Buy Material

Are you sure you want to buy this material for

25 Karma

Buy Material

BOOM! Enjoy Your Free Notes!

We've added these Notes to your profile, click here to view them now.


You're already Subscribed!

Looks like you've already subscribed to StudySoup, you won't need to purchase another subscription to get this material. To access this material simply click 'View Full Document'

Why people love StudySoup

Steve Martinelli UC Los Angeles

"There's no way I would have passed my Organic Chemistry class this semester without the notes and study guides I got from StudySoup."

Janice Dongeun University of Washington

"I used the money I made selling my notes & study guides to pay for spring break in Olympia, Washington...which was Sweet!"

Bentley McCaw University of Florida

"I was shooting for a perfect 4.0 GPA this semester. Having StudySoup as a study aid was critical to helping me achieve my goal...and I nailed it!"

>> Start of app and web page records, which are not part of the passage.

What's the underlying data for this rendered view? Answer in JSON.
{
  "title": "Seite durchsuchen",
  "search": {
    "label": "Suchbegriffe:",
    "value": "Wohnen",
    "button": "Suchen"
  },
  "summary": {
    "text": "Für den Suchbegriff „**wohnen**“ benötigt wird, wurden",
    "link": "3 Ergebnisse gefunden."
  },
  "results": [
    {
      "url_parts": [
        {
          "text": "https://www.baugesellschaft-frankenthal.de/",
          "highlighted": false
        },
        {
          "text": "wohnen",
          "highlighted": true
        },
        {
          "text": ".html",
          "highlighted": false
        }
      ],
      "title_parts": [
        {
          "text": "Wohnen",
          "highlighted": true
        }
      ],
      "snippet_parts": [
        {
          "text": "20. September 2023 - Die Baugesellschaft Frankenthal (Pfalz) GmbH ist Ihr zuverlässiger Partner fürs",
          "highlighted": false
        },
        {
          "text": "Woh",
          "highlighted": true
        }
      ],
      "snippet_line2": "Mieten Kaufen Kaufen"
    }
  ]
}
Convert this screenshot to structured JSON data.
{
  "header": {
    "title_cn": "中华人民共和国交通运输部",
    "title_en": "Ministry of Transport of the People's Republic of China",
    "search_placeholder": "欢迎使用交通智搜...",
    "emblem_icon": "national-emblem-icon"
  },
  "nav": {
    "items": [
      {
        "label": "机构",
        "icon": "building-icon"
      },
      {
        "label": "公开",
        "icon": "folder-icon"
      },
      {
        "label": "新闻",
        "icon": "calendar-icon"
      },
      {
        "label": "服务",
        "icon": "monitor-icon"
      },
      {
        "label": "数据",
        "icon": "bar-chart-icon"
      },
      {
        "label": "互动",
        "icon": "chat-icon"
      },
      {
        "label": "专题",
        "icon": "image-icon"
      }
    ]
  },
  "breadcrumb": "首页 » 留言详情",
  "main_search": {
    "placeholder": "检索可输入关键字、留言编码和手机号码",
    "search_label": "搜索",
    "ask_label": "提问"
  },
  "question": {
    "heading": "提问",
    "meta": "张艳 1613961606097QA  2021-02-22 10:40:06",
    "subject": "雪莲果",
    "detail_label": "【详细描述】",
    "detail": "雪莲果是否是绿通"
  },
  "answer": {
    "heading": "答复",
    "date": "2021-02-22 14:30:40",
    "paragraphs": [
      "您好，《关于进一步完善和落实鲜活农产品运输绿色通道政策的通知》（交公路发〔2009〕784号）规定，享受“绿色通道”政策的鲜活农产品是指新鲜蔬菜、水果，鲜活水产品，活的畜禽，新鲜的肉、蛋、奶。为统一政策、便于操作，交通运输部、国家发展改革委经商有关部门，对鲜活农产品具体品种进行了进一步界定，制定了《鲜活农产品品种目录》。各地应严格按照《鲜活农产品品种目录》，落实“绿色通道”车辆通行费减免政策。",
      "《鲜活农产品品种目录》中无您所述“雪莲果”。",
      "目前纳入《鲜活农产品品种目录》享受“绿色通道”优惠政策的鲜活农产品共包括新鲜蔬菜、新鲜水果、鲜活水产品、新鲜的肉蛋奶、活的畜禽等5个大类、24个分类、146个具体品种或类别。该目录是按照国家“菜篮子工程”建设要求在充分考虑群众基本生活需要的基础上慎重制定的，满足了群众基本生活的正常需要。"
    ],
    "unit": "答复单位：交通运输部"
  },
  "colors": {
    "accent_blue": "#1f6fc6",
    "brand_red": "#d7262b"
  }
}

"Their 'Elite Notetakers' are making over $1,200/month in sales by creating high quality content that helps their classmates in a time of need."

Become an Elite Notetaker and start selling your notes online!

Refund Policy


All subscriptions to StudySoup are paid in full at the time of subscribing. To change your credit card information or to cancel your subscription, go to "Edit Settings". All credit card information will be available there. If you should decide to cancel your subscription, it will continue to be valid until the next payment period, as all payments for the current period were made in advance. For special circumstances, please email


StudySoup has more than 1 million course-specific study resources to help students study smarter. If you’re having trouble finding what you’re looking for, our customer support team can help you find what you need! Feel free to contact them here:

Recurring Subscriptions: If you have canceled your recurring subscription on the day of renewal and have not downloaded any documents, you may request a refund by submitting an email to

Satisfaction Guarantee: If you’re not satisfied with your subscription, you can contact us for further help. Contact must be made within 3 business days of your subscription purchase and your refund request will be subject for review.

Please Note: Refunds can never be provided more than 30 days after the initial purchase date regardless of your activity on the site.